··· Task inputs

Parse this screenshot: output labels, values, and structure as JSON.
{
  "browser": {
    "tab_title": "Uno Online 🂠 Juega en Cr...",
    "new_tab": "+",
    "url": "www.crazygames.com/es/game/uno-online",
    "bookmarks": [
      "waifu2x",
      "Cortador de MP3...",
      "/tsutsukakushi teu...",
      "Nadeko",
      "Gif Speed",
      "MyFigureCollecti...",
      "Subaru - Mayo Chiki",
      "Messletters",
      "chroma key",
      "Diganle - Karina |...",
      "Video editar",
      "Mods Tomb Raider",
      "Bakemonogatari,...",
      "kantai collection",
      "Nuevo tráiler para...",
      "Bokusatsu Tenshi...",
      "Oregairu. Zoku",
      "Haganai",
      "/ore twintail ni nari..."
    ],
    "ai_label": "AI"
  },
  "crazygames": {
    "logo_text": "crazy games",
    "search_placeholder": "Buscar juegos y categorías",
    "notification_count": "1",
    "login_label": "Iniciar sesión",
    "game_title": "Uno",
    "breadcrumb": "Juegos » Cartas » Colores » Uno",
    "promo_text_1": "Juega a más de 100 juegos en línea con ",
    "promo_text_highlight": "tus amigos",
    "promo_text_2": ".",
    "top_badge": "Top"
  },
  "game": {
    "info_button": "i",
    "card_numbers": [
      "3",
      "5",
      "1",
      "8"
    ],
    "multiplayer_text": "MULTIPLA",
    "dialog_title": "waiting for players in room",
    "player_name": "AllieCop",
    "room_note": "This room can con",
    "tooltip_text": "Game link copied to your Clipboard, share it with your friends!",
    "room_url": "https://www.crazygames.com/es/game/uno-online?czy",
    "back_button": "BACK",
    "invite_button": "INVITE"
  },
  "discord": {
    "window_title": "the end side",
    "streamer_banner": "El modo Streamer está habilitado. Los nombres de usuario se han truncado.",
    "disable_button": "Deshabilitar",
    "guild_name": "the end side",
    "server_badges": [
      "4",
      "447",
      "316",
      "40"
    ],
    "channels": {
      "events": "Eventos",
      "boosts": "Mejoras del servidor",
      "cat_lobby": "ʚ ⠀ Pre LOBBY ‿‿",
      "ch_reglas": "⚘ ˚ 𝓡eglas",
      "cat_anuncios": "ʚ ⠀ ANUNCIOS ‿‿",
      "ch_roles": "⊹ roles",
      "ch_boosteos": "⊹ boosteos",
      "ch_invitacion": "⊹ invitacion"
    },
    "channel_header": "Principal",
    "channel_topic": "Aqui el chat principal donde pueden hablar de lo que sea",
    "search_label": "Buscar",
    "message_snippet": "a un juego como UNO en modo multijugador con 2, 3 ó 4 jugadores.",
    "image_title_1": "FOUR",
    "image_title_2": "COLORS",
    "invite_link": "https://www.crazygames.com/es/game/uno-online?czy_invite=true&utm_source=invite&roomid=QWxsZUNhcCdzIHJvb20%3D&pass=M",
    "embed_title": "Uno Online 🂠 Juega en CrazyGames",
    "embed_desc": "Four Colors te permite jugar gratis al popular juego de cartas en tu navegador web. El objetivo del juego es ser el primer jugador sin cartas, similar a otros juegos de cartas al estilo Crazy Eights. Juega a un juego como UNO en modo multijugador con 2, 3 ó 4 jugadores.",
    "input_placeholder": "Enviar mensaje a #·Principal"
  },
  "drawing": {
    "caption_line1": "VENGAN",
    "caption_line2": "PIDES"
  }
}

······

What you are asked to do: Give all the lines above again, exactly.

The answer:
Parse this screenshot: output labels, values, and structure as JSON.
{
  "browser": {
    "tab_title": "Uno Online 🂠 Juega en Cr...",
    "new_tab": "+",
    "url": "www.crazygames.com/es/game/uno-online",
    "bookmarks": [
      "waifu2x",
      "Cortador de MP3...",
      "/tsutsukakushi teu...",
      "Nadeko",
      "Gif Speed",
      "MyFigureCollecti...",
      "Subaru - Mayo Chiki",
      "Messletters",
      "chroma key",
      "Diganle - Karina |...",
      "Video editar",
      "Mods Tomb Raider",
      "Bakemonogatari,...",
      "kantai collection",
      "Nuevo tráiler para...",
      "Bokusatsu Tenshi...",
      "Oregairu. Zoku",
      "Haganai",
      "/ore twintail ni nari..."
    ],
    "ai_label": "AI"
  },
  "crazygames": {
    "logo_text": "crazy games",
    "search_placeholder": "Buscar juegos y categorías",
    "notification_count": "1",
    "login_label": "Iniciar sesión",
    "game_title": "Uno",
    "breadcrumb": "Juegos » Cartas » Colores » Uno",
    "promo_text_1": "Juega a más de 100 juegos en línea con ",
    "promo_text_highlight": "tus amigos",
    "promo_text_2": ".",
    "top_badge": "Top"
  },
  "game": {
    "info_button": "i",
    "card_numbers": [
      "3",
      "5",
      "1",
      "8"
    ],
    "multiplayer_text": "MULTIPLA",
    "dialog_title": "waiting for players in room",
    "player_name": "AllieCop",
    "room_note": "This room can con",
    "tooltip_text": "Game link copied to your Clipboard, share it with your friends!",
    "room_url": "https://www.crazygames.com/es/game/uno-online?czy",
    "back_button": "BACK",
    "invite_button": "INVITE"
  },
  "discord": {
    "window_title": "the end side",
    "streamer_banner": "El modo Streamer está habilitado. Los nombres de usuario se han truncado.",
    "disable_button": "Deshabilitar",
    "guild_name": "the end side",
    "server_badges": [
      "4",
      "447",
      "316",
      "40"
    ],
    "channels": {
      "events": "Eventos",
      "boosts": "Mejoras del servidor",
      "cat_lobby": "ʚ ⠀ Pre LOBBY ‿‿",
      "ch_reglas": "⚘ ˚ 𝓡eglas",
      "cat_anuncios": "ʚ ⠀ ANUNCIOS ‿‿",
      "ch_roles": "⊹ roles",
      "ch_boosteos": "⊹ boosteos",
      "ch_invitacion": "⊹ invitacion"
    },
    "channel_header": "Principal",
    "channel_topic": "Aqui el chat principal donde pueden hablar de lo que sea",
    "search_label": "Buscar",
    "message_snippet": "a un juego como UNO en modo multijugador con 2, 3 ó 4 jugadores.",
    "image_title_1": "FOUR",
    "image_title_2": "COLORS",
    "invite_link": "https://www.crazygames.com/es/game/uno-online?czy_invite=true&utm_source=invite&roomid=QWxsZUNhcCdzIHJvb20%3D&pass=M",
    "embed_title": "Uno Online 🂠 Juega en CrazyGames",
    "embed_desc": "Four Colors te permite jugar gratis al popular juego de cartas en tu navegador web. El objetivo del juego es ser el primer jugador sin cartas, similar a otros juegos de cartas al estilo Crazy Eights. Juega a un juego como UNO en modo multijugador con 2, 3 ó 4 jugadores.",
    "input_placeholder": "Enviar mensaje a #·Principal"
  },
  "drawing": {
    "caption_line1": "VENGAN",
    "caption_line2": "PIDES"
  }
}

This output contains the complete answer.